* [What you should do]
Return every line of the entries that includes the word "heading".

[Data records for software interfaces]
◇ ◇ ◇ ◇

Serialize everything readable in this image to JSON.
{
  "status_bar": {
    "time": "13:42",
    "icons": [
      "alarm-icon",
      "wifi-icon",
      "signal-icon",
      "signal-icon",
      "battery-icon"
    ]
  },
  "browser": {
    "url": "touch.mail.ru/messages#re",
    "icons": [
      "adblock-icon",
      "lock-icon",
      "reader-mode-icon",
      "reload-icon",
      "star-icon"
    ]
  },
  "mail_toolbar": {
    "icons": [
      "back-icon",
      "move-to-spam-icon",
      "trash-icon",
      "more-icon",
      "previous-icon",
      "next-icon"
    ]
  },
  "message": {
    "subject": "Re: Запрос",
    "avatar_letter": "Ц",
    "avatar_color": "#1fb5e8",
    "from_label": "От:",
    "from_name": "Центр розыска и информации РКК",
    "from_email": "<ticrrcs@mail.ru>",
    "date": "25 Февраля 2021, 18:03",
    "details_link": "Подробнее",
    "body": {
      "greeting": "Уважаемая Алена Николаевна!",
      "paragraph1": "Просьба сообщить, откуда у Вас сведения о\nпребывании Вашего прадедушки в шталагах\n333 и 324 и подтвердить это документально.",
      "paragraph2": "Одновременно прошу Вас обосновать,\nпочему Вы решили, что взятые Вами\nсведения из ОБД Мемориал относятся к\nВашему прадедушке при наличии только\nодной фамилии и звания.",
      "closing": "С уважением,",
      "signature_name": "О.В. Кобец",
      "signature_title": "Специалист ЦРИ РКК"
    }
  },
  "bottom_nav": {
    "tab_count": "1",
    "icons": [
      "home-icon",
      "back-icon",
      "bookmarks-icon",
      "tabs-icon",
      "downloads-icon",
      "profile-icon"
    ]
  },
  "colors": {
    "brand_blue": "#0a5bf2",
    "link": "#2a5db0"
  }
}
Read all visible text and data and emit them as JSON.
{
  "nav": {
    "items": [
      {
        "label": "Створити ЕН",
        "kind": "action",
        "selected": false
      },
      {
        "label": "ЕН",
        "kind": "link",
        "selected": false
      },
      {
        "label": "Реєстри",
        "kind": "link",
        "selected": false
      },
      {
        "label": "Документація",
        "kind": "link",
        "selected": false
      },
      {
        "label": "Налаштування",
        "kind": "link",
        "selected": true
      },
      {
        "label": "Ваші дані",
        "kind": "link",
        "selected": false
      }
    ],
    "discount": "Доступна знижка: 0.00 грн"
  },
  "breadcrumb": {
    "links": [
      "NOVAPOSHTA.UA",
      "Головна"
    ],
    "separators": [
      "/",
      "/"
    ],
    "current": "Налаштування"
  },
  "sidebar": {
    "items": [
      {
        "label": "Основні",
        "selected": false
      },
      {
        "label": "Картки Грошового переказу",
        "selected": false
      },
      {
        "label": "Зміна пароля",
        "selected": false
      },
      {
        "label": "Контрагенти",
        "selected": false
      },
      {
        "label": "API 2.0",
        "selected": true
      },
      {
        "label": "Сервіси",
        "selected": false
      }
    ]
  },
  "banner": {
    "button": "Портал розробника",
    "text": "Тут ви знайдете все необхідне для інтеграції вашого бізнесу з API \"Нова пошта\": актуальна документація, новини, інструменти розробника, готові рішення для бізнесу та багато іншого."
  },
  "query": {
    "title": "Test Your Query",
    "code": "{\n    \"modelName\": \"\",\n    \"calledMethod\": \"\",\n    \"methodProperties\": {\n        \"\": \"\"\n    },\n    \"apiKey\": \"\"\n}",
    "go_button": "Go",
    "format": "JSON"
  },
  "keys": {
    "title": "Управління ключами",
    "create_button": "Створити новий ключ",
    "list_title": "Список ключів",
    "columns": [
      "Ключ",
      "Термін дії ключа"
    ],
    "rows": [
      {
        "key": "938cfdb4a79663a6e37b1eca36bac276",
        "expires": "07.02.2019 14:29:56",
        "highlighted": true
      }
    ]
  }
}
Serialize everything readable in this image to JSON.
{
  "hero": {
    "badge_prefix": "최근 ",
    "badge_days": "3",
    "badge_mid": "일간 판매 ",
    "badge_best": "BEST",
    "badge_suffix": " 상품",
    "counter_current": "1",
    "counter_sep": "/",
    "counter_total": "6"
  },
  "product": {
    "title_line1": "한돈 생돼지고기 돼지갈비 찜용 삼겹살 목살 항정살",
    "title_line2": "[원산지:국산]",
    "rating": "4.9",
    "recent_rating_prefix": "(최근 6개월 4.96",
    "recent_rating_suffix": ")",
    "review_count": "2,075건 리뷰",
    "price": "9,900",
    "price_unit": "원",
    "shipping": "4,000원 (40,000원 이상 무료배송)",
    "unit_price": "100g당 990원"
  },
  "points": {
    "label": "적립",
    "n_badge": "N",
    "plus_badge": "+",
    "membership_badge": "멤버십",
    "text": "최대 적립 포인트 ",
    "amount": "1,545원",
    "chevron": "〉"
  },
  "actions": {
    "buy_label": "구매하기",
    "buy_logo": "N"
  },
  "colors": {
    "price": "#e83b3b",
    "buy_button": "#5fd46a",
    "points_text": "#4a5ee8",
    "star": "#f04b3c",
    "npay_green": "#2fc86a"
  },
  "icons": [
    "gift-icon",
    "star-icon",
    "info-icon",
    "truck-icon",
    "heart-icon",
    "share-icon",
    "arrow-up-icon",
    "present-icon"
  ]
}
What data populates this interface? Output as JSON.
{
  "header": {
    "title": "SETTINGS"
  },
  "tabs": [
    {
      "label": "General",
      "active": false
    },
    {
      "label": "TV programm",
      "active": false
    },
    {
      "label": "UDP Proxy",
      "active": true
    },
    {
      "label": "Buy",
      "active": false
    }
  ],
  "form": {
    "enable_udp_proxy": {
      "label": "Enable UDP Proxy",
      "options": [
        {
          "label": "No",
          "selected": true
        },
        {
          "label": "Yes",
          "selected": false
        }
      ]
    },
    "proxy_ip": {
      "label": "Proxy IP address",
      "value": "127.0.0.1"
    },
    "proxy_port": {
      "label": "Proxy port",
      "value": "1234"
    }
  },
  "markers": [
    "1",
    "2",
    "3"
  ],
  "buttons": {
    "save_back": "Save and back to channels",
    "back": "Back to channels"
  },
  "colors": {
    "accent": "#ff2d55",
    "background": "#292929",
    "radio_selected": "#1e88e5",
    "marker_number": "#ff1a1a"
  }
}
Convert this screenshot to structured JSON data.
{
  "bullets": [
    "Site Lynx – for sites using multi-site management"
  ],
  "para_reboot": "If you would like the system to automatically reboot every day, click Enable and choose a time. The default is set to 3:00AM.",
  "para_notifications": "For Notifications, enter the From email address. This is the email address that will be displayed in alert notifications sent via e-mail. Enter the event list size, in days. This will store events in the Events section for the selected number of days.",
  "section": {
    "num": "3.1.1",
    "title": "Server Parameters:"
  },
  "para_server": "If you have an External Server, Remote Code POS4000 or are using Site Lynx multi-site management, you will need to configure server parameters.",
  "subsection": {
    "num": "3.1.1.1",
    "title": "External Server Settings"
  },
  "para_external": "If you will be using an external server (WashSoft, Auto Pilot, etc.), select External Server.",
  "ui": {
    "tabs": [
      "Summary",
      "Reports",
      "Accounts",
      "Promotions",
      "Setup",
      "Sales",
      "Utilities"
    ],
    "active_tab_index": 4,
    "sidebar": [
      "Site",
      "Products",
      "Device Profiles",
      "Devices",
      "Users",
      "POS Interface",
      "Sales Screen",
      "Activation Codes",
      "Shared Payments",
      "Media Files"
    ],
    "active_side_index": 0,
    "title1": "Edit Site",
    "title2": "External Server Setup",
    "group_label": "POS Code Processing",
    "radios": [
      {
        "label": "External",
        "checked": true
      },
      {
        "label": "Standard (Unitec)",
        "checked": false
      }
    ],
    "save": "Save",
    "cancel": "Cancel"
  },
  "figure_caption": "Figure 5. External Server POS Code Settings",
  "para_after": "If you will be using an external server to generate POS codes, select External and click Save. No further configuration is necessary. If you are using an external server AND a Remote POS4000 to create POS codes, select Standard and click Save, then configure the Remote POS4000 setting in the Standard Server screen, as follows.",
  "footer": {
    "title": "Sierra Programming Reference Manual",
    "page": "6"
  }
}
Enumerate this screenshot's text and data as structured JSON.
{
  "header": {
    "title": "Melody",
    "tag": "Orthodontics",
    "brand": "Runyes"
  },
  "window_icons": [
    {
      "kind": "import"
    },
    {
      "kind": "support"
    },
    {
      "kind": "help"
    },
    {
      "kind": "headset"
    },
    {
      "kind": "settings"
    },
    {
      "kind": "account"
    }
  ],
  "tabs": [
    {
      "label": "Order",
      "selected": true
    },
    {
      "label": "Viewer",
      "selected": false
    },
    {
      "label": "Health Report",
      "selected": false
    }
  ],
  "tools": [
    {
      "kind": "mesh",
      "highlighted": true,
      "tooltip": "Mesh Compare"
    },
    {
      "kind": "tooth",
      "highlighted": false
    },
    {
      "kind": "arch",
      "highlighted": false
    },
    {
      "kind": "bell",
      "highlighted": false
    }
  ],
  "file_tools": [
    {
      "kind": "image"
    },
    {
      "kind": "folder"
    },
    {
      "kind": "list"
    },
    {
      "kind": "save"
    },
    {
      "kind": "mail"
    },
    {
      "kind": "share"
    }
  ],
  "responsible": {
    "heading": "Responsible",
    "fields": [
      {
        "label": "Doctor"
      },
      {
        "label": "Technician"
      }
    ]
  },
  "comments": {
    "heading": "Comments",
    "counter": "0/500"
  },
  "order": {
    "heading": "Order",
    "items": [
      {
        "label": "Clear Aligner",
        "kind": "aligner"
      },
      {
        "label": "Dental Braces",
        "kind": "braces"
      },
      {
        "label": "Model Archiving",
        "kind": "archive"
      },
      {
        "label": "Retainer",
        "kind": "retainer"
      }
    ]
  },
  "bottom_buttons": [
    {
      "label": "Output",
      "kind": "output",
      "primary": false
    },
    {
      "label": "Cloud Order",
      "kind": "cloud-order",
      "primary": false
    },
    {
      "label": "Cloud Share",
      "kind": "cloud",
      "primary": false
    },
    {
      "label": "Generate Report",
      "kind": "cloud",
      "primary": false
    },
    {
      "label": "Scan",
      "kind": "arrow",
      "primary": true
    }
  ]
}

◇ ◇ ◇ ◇

* [Solution for this problem]
    "heading": "Responsible",
    "heading": "Comments",
    "heading": "Order",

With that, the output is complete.